* **TASK TO COMPLETE**:
Every picture is to be removed, and all the data is to be copied exactly.

* **RAW DATA**:

......

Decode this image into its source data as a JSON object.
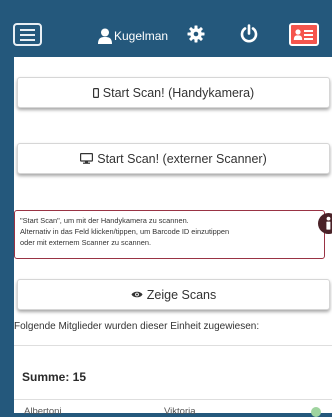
{
  "header": {
    "username": "Kugelman",
    "icons": [
      "menu-icon",
      "user-icon",
      "gear-icon",
      "power-icon",
      "id-card-icon"
    ]
  },
  "buttons": {
    "scan_phone": "Start Scan! (Handykamera)",
    "scan_external": "Start Scan! (externer Scanner)",
    "show_scans": "Zeige Scans"
  },
  "info": {
    "lines": [
      "\"Start Scan\", um mit der Handykamera zu scannen.",
      "Alternativ in das Feld klicken/tippen, um Barcode ID einzutippen",
      "oder mit externem Scanner zu scannen."
    ]
  },
  "members_text": "Folgende Mitglieder wurden dieser Einheit zugewiesen:",
  "summary": "Summe: 15",
  "table": {
    "row1": [
      "Albertoni",
      "Viktoria"
    ]
  },
  "colors": {
    "header_bg": "#24587c",
    "id_button": "#f5554d",
    "info_border": "#993344",
    "status_dot": "#9fd49f"
  }
}
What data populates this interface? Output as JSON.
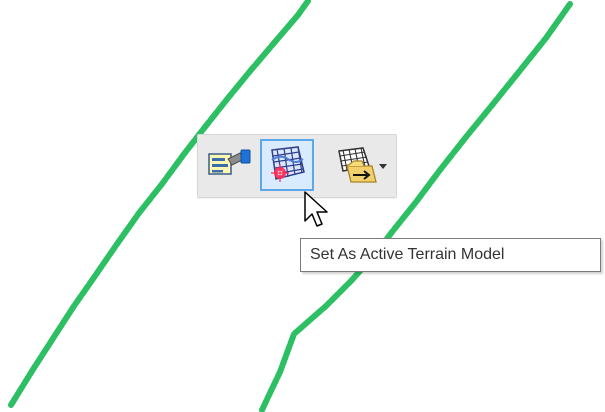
{
  "canvas": {
    "line_color": "#2dbf63"
  },
  "toolbar": {
    "buttons": [
      {
        "icon": "properties-icon"
      },
      {
        "icon": "terrain-active-icon"
      },
      {
        "icon": "terrain-apply-icon"
      }
    ]
  },
  "tooltip": {
    "text": "Set As Active Terrain Model"
  }
}
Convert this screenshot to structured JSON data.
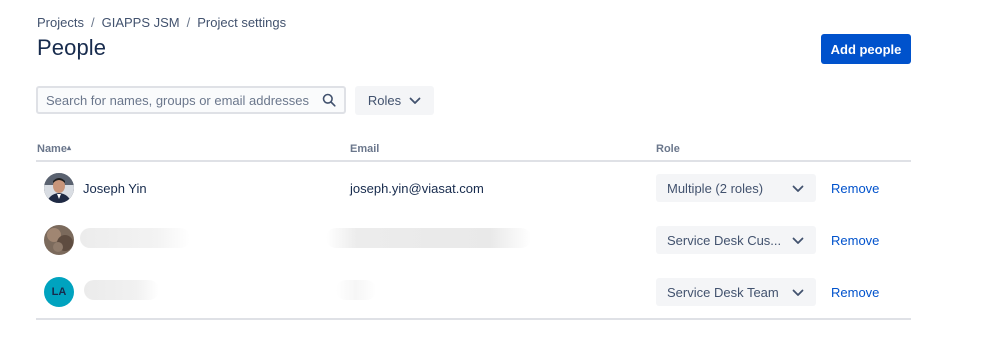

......

* **RESULT**:
Decode this image into its source data as a JSON object.
{
  "header": {
    "username": "Kugelman",
    "icons": [
      "menu-icon",
      "user-icon",
      "gear-icon",
      "power-icon",
      "id-card-icon"
    ]
  },
  "buttons": {
    "scan_phone": "Start Scan! (Handykamera)",
    "scan_external": "Start Scan! (externer Scanner)",
    "show_scans": "Zeige Scans"
  },
  "info": {
    "lines": [
      "\"Start Scan\", um mit der Handykamera zu scannen.",
      "Alternativ in das Feld klicken/tippen, um Barcode ID einzutippen",
      "oder mit externem Scanner zu scannen."
    ]
  },
  "members_text": "Folgende Mitglieder wurden dieser Einheit zugewiesen:",
  "summary": "Summe: 15",
  "table": {
    "row1": [
      "Albertoni",
      "Viktoria"
    ]
  },
  "colors": {
    "header_bg": "#24587c",
    "id_button": "#f5554d",
    "info_border": "#993344",
    "status_dot": "#9fd49f"
  }
}
What data populates this interface? Output as JSON.
{
  "canvas": {
    "line_color": "#2dbf63"
  },
  "toolbar": {
    "buttons": [
      {
        "icon": "properties-icon"
      },
      {
        "icon": "terrain-active-icon"
      },
      {
        "icon": "terrain-apply-icon"
      }
    ]
  },
  "tooltip": {
    "text": "Set As Active Terrain Model"
  }
}
Convert this screenshot to structured JSON data.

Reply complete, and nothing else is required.